___ SOURCE RECORDS
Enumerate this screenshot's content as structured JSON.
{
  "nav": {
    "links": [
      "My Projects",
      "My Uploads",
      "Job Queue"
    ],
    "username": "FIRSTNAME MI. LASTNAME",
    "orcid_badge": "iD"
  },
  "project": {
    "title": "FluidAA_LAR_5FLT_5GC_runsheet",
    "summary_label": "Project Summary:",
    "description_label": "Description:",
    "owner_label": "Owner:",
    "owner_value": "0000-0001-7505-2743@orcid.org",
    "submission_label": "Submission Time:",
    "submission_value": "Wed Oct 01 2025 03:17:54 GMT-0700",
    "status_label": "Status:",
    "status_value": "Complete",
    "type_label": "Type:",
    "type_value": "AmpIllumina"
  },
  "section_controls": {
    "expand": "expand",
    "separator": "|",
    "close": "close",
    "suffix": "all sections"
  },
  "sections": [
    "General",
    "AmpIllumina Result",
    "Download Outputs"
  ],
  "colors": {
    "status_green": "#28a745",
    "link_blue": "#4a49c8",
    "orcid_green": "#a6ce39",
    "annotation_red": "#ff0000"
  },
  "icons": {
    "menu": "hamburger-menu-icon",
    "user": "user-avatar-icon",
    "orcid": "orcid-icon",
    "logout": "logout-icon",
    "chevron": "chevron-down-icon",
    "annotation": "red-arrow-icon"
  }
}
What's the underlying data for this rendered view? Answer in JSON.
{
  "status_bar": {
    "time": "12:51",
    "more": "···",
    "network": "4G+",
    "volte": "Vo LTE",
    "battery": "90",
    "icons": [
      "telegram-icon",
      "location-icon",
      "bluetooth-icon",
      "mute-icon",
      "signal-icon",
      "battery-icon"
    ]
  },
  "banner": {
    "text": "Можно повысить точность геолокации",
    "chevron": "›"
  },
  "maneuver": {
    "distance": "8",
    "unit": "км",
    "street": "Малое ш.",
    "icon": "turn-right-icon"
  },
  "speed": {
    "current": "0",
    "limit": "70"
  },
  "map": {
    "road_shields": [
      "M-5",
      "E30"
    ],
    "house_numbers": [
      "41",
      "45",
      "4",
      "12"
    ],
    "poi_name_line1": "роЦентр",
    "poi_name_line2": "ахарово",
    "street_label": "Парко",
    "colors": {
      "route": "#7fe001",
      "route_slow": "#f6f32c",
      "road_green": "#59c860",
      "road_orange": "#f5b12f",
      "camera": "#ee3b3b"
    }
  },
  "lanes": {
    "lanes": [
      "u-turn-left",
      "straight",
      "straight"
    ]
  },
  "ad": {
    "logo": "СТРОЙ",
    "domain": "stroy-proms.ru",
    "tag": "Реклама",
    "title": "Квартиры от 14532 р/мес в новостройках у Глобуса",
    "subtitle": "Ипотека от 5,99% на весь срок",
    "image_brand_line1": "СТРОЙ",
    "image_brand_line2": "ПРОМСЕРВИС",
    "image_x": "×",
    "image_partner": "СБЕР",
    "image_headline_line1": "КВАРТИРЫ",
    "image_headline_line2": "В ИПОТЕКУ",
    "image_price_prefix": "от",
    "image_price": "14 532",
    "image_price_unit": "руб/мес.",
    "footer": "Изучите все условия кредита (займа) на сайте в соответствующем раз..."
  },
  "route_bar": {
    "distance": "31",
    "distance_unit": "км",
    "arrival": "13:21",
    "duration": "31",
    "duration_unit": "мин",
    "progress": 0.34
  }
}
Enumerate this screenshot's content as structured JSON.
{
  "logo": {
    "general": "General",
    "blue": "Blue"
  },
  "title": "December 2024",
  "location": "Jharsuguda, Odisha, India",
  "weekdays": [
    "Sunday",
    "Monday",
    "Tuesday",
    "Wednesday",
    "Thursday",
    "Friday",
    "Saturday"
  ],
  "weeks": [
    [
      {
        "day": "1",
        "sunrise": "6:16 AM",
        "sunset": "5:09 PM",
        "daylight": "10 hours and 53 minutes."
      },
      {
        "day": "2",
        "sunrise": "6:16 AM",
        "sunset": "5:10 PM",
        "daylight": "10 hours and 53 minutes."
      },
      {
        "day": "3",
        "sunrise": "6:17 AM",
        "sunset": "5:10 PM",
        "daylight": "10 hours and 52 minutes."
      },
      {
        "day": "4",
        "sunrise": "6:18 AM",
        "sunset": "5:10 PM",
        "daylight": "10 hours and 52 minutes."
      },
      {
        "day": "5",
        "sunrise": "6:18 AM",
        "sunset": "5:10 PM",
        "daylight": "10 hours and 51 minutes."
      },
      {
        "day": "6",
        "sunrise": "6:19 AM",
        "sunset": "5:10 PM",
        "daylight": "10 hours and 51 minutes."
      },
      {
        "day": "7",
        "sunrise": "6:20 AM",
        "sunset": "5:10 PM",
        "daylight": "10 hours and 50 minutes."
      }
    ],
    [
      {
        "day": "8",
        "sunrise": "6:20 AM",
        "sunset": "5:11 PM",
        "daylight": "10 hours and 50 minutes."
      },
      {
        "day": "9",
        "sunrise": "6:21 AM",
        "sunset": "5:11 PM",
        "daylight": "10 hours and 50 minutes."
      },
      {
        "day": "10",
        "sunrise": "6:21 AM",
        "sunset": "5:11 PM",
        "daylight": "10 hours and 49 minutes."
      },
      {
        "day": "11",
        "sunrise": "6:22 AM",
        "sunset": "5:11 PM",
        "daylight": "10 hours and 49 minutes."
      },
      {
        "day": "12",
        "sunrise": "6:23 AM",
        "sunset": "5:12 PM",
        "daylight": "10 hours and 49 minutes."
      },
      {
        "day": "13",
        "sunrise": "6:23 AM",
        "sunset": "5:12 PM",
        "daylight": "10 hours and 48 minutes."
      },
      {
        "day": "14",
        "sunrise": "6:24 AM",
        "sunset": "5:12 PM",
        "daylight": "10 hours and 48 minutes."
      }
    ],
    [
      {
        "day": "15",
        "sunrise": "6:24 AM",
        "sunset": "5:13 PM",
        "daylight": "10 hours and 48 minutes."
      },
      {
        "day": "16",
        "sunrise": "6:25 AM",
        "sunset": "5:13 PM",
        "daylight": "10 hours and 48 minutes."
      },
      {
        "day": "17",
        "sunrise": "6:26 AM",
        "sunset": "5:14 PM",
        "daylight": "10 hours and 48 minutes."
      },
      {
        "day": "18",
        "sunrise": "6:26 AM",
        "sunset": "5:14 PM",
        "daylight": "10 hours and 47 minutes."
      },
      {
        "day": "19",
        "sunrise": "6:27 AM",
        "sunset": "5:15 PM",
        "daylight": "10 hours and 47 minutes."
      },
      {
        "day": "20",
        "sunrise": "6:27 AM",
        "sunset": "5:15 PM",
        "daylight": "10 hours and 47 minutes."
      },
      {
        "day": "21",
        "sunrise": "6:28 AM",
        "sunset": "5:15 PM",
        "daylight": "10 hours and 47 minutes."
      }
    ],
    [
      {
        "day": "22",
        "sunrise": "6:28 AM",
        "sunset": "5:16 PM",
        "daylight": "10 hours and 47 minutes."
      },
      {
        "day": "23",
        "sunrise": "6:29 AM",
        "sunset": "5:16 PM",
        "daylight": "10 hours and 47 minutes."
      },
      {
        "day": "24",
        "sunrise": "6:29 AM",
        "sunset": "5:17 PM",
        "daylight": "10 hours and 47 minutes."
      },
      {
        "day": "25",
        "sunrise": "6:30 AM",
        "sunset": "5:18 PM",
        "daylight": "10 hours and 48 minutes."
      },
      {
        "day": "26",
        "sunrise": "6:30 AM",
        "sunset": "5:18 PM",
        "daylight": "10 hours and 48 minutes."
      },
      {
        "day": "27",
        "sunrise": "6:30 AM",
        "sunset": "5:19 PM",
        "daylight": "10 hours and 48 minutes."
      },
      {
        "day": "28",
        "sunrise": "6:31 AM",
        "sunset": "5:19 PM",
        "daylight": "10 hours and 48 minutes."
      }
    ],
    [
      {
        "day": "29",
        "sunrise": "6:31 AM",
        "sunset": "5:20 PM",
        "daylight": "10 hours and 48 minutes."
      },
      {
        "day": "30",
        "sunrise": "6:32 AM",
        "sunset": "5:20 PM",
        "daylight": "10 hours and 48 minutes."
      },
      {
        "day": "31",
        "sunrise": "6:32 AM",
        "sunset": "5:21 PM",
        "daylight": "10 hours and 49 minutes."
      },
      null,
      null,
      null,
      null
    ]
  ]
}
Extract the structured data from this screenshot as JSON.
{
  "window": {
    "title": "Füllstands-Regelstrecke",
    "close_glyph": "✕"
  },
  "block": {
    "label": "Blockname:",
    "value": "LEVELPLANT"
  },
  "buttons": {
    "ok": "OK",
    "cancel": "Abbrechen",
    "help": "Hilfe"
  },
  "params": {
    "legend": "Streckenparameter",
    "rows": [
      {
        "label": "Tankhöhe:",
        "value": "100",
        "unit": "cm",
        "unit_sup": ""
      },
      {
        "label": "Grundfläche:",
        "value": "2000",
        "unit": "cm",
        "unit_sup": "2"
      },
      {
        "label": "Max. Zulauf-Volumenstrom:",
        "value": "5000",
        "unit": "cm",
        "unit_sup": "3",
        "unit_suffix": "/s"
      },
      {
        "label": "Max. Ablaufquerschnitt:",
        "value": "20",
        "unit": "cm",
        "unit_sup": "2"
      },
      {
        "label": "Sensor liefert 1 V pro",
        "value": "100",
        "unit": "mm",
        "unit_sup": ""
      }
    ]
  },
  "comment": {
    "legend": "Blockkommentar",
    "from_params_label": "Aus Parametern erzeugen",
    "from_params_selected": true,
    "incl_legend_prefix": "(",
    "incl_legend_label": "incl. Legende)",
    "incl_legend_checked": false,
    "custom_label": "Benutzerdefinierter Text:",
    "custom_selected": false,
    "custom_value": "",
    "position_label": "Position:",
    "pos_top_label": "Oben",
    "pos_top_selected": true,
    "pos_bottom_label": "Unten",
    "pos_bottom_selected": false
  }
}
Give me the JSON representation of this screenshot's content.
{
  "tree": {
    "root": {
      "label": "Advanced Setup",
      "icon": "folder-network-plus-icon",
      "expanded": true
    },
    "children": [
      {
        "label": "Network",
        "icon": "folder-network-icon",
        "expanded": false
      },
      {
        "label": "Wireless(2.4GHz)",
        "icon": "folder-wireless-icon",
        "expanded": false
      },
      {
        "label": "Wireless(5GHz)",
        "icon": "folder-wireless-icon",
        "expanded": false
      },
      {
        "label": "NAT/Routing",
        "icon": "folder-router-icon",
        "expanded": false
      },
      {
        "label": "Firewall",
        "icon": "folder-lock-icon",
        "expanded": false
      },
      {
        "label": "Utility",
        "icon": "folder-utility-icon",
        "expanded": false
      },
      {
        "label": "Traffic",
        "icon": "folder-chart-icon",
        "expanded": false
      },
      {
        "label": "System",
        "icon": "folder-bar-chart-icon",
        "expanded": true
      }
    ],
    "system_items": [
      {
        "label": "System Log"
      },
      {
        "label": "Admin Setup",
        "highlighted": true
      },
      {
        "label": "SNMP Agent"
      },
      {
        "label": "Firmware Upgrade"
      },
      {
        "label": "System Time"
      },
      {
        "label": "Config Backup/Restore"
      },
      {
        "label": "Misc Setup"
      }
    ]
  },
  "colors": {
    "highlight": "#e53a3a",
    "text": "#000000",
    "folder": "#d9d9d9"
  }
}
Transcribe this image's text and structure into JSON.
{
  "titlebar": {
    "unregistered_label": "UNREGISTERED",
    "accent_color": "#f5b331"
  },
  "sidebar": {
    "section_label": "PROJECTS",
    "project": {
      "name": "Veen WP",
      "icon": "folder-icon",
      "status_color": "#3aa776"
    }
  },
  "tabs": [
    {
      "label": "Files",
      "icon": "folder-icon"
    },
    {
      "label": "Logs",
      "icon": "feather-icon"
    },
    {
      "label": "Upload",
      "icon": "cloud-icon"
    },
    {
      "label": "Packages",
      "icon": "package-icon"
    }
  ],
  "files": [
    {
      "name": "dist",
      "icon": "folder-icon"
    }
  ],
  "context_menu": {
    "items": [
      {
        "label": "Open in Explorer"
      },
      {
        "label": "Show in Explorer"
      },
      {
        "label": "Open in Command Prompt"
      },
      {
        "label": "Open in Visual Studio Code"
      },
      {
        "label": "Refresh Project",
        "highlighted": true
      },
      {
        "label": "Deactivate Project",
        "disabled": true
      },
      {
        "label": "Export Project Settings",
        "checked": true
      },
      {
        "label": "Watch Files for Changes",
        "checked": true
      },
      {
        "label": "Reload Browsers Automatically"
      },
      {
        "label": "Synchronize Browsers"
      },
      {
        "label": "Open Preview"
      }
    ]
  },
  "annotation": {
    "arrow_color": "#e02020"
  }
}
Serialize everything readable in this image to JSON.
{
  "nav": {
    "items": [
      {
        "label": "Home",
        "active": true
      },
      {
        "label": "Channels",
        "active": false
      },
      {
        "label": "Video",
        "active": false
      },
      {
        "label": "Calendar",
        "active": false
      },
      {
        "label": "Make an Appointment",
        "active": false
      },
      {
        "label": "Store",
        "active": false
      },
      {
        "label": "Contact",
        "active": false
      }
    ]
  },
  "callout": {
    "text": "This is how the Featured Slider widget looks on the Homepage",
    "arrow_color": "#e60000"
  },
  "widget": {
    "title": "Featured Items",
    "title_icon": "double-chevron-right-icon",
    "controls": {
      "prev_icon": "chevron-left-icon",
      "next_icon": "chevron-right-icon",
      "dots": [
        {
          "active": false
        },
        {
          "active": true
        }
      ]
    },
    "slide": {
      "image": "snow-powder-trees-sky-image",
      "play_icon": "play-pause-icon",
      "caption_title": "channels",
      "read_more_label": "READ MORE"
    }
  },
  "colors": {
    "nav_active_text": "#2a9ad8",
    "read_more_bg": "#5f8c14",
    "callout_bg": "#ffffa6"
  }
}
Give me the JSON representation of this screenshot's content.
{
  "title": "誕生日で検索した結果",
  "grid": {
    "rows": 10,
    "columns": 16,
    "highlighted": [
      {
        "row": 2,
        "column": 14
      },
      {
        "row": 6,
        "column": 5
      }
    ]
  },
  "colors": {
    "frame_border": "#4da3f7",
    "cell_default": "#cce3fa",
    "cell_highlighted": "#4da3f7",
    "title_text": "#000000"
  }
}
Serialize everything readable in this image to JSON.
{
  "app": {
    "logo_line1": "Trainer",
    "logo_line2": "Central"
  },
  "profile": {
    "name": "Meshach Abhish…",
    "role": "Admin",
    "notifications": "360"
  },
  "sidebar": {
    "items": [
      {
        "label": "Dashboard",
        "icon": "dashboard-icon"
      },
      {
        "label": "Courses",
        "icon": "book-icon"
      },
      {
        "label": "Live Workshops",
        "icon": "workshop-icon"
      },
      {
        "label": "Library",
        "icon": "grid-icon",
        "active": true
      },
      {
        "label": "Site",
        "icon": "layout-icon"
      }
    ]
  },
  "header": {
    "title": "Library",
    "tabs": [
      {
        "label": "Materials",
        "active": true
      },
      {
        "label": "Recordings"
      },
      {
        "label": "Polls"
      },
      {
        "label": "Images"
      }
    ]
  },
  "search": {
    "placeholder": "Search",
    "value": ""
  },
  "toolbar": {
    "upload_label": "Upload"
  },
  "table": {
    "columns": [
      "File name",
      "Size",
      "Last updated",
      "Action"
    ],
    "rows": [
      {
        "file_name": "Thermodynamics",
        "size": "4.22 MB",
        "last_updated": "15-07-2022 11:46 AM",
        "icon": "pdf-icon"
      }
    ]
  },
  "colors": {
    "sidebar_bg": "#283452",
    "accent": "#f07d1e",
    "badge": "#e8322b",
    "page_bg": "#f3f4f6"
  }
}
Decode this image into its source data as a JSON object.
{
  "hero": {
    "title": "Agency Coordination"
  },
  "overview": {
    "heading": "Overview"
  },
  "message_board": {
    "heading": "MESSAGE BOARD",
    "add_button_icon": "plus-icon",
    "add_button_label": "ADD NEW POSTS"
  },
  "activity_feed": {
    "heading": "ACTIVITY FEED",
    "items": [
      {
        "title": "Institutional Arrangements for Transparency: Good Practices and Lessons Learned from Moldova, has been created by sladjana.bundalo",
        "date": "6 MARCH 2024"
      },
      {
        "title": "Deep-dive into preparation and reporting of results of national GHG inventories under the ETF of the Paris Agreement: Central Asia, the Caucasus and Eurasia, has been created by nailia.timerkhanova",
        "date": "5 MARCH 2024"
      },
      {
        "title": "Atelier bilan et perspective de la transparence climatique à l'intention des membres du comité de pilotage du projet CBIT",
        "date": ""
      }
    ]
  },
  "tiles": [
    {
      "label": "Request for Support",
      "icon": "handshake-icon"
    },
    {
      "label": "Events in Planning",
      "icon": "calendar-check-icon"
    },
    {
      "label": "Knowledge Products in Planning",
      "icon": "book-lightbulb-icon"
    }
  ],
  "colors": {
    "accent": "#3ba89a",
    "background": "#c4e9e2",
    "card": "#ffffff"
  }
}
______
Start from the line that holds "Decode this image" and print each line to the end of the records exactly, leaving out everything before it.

WRITTEN RESPONSE ->
Decode this image into its source data as a JSON object.
{
  "hero": {
    "title": "Agency Coordination"
  },
  "overview": {
    "heading": "Overview"
  },
  "message_board": {
    "heading": "MESSAGE BOARD",
    "add_button_icon": "plus-icon",
    "add_button_label": "ADD NEW POSTS"
  },
  "activity_feed": {
    "heading": "ACTIVITY FEED",
    "items": [
      {
        "title": "Institutional Arrangements for Transparency: Good Practices and Lessons Learned from Moldova, has been created by sladjana.bundalo",
        "date": "6 MARCH 2024"
      },
      {
        "title": "Deep-dive into preparation and reporting of results of national GHG inventories under the ETF of the Paris Agreement: Central Asia, the Caucasus and Eurasia, has been created by nailia.timerkhanova",
        "date": "5 MARCH 2024"
      },
      {
        "title": "Atelier bilan et perspective de la transparence climatique à l'intention des membres du comité de pilotage du projet CBIT",
        "date": ""
      }
    ]
  },
  "tiles": [
    {
      "label": "Request for Support",
      "icon": "handshake-icon"
    },
    {
      "label": "Events in Planning",
      "icon": "calendar-check-icon"
    },
    {
      "label": "Knowledge Products in Planning",
      "icon": "book-lightbulb-icon"
    }
  ],
  "colors": {
    "accent": "#3ba89a",
    "background": "#c4e9e2",
    "card": "#ffffff"
  }
}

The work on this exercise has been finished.